Bulgarians think they are the only ones who celebrate this holiday and I dont have the heart to tell them it's actually a Balkan thing. Quite frankly, I dont want to admit it myself :-)
AJouttajo on March 1st, 2007 12:45 pm (UTC)
Yeah, Romania, too.

Just like all of them believe that cabbage rolls with rice is specific ONLY to their country.

Or, at the very least, that they they each invented it first.
Melodyharm1020 on March 1st, 2007 12:46 pm (UTC)
Oh man, I know!! It's amazing that these countries are neighbors and know nothing about each other.
Vernon J: Fuschia Shockvernon_j on March 1st, 2007 01:02 pm (UTC)
Cool Hair
I know we talked about Granny Martha Day yesterday. I added you as a friend, please do the same. If that is your real hair, it is totally awesome. Obviously I dye my hair, because it kicks butt up and down Dodge st. Know when I visit Eastern Europe, I know what time of year to go.
BrontëWhorebrontewhore on March 1st, 2007 02:25 pm (UTC)
*cyber bracelet*
Jenjensdreams on March 1st, 2007 03:06 pm (UTC)
i'm from romania and i knew that we shared the holiday :) thank you for the post, i was really curious about the differences.

around here women get little thingies tied with red and white string they pin to their clothes (that's the tradition, some women prefer to wear them as bracelets). we don't have any baba marta figure, however. lately the holiday has turned very commercial and kitschy, so i'm not that crazy about it.

anyway, chestita baba marta from romania!
Melodyharm1020 on March 1st, 2007 03:13 pm (UTC)
and to you: Happy Mărţişor!
(Anonymous) on March 2nd, 2007 10:25 am (UTC)
Re: Thanks!
thank you :)

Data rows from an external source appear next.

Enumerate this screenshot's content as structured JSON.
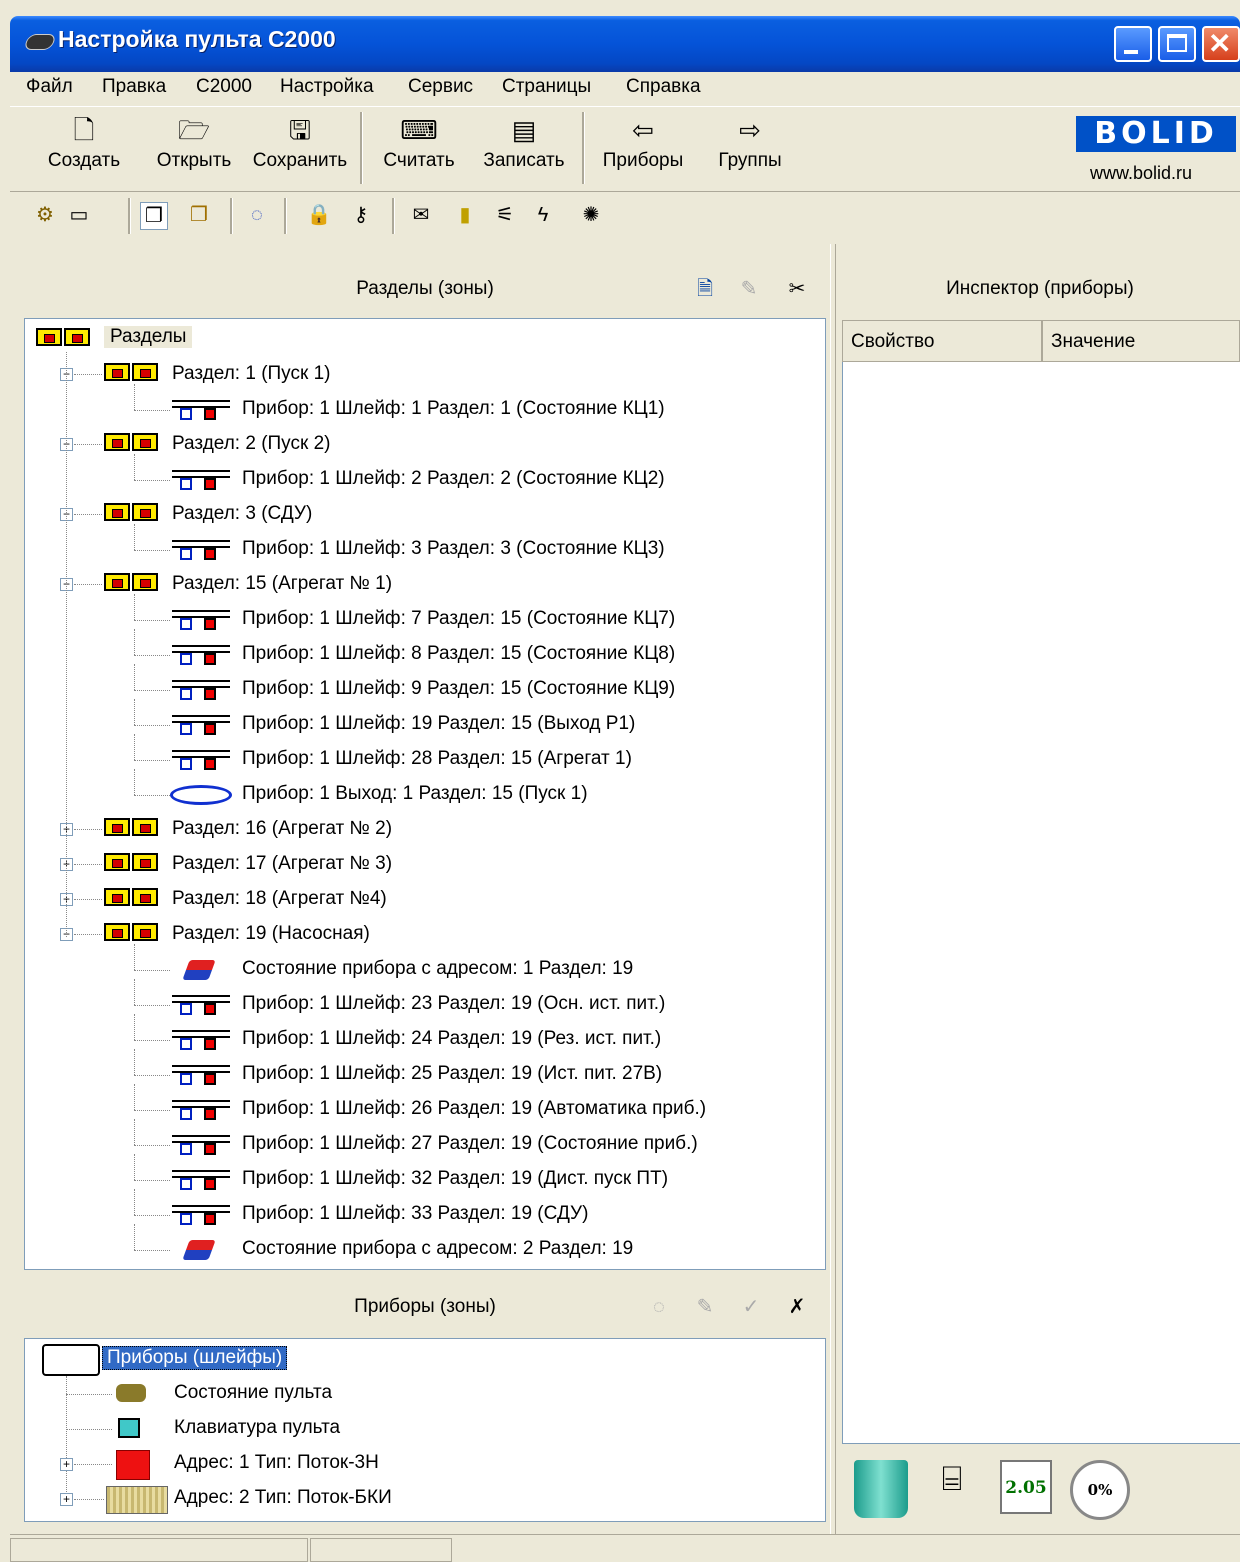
{
  "window": {
    "title": "Настройка пульта С2000"
  },
  "menu": [
    "Файл",
    "Правка",
    "С2000",
    "Настройка",
    "Сервис",
    "Страницы",
    "Справка"
  ],
  "toolbar": {
    "create": "Создать",
    "open": "Открыть",
    "save": "Сохранить",
    "read": "Считать",
    "write": "Записать",
    "devices": "Приборы",
    "groups": "Группы"
  },
  "brand": {
    "logo": "BOLID",
    "url": "www.bolid.ru",
    "color": "#0051c7"
  },
  "sections_panel": {
    "title": "Разделы (зоны)",
    "root": "Разделы",
    "items": [
      {
        "text": "Раздел: 1 (Пуск 1)",
        "type": "section",
        "expanded": true
      },
      {
        "text": "Прибор: 1 Шлейф: 1 Раздел: 1 (Состояние КЦ1)",
        "type": "loop"
      },
      {
        "text": "Раздел: 2 (Пуск 2)",
        "type": "section",
        "expanded": true
      },
      {
        "text": "Прибор: 1 Шлейф: 2 Раздел: 2 (Состояние КЦ2)",
        "type": "loop"
      },
      {
        "text": "Раздел: 3 (СДУ)",
        "type": "section",
        "expanded": true
      },
      {
        "text": "Прибор: 1 Шлейф: 3 Раздел: 3 (Состояние КЦ3)",
        "type": "loop"
      },
      {
        "text": "Раздел: 15 (Агрегат № 1)",
        "type": "section",
        "expanded": true
      },
      {
        "text": "Прибор: 1 Шлейф: 7 Раздел: 15 (Состояние КЦ7)",
        "type": "loop"
      },
      {
        "text": "Прибор: 1 Шлейф: 8 Раздел: 15 (Состояние КЦ8)",
        "type": "loop"
      },
      {
        "text": "Прибор: 1 Шлейф: 9 Раздел: 15 (Состояние КЦ9)",
        "type": "loop"
      },
      {
        "text": "Прибор: 1 Шлейф: 19 Раздел: 15 (Выход Р1)",
        "type": "loop"
      },
      {
        "text": "Прибор: 1 Шлейф: 28 Раздел: 15 (Агрегат 1)",
        "type": "loop"
      },
      {
        "text": "Прибор: 1 Выход: 1 Раздел: 15 (Пуск 1)",
        "type": "output"
      },
      {
        "text": "Раздел: 16 (Агрегат № 2)",
        "type": "section",
        "expanded": false
      },
      {
        "text": "Раздел: 17 (Агрегат № 3)",
        "type": "section",
        "expanded": false
      },
      {
        "text": "Раздел: 18 (Агрегат №4)",
        "type": "section",
        "expanded": false
      },
      {
        "text": "Раздел: 19 (Насосная)",
        "type": "section",
        "expanded": true
      },
      {
        "text": "Состояние прибора с адресом: 1 Раздел: 19",
        "type": "state"
      },
      {
        "text": "Прибор: 1 Шлейф: 23 Раздел: 19 (Осн. ист. пит.)",
        "type": "loop"
      },
      {
        "text": "Прибор: 1 Шлейф: 24 Раздел: 19 (Рез. ист. пит.)",
        "type": "loop"
      },
      {
        "text": "Прибор: 1 Шлейф: 25 Раздел: 19 (Ист. пит. 27В)",
        "type": "loop"
      },
      {
        "text": "Прибор: 1 Шлейф: 26 Раздел: 19 (Автоматика приб.)",
        "type": "loop"
      },
      {
        "text": "Прибор: 1 Шлейф: 27 Раздел: 19 (Состояние приб.)",
        "type": "loop"
      },
      {
        "text": "Прибор: 1 Шлейф: 32 Раздел: 19 (Дист. пуск ПТ)",
        "type": "loop"
      },
      {
        "text": "Прибор: 1 Шлейф: 33 Раздел: 19 (СДУ)",
        "type": "loop"
      },
      {
        "text": "Состояние прибора с адресом: 2 Раздел: 19",
        "type": "state"
      }
    ]
  },
  "devices_panel": {
    "title": "Приборы  (зоны)",
    "root": "Приборы (шлейфы)",
    "items": [
      {
        "text": "Состояние пульта"
      },
      {
        "text": "Клавиатура пульта"
      },
      {
        "text": "Адрес: 1 Тип: Поток-3Н"
      },
      {
        "text": "Адрес: 2 Тип: Поток-БКИ"
      }
    ]
  },
  "inspector": {
    "title": "Инспектор (приборы)",
    "col_property": "Свойство",
    "col_value": "Значение",
    "version": "2.05",
    "progress": "0%"
  }
}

and, this is weird. i almost commented that the martisor in your picture, with the man and the woman, is another difference... that same night, i saw an identical one on a friend. apparently it's a traditional figure here too, i just didn't know about it.
the high priestess of profundity: happy teabobdole on March 1st, 2007 05:47 pm (UTC)
Thanks for posting this! I'm bringing Baba Marta to Louisiana with one of my bracelets from last year.
Melodyharm1020 on March 1st, 2007 05:49 pm (UTC)
Glad I could jog your memory!
benjaminfruggan on March 2nd, 2007 02:00 am (UTC)
hi, i came over here because i saw your posting the peace corps community, and you seem pretty cool. mind if friend you? i couldn't help but notice we're in a few of the same communities...
Melodyharm1020 on March 2nd, 2007 07:10 am (UTC)
feel free :-)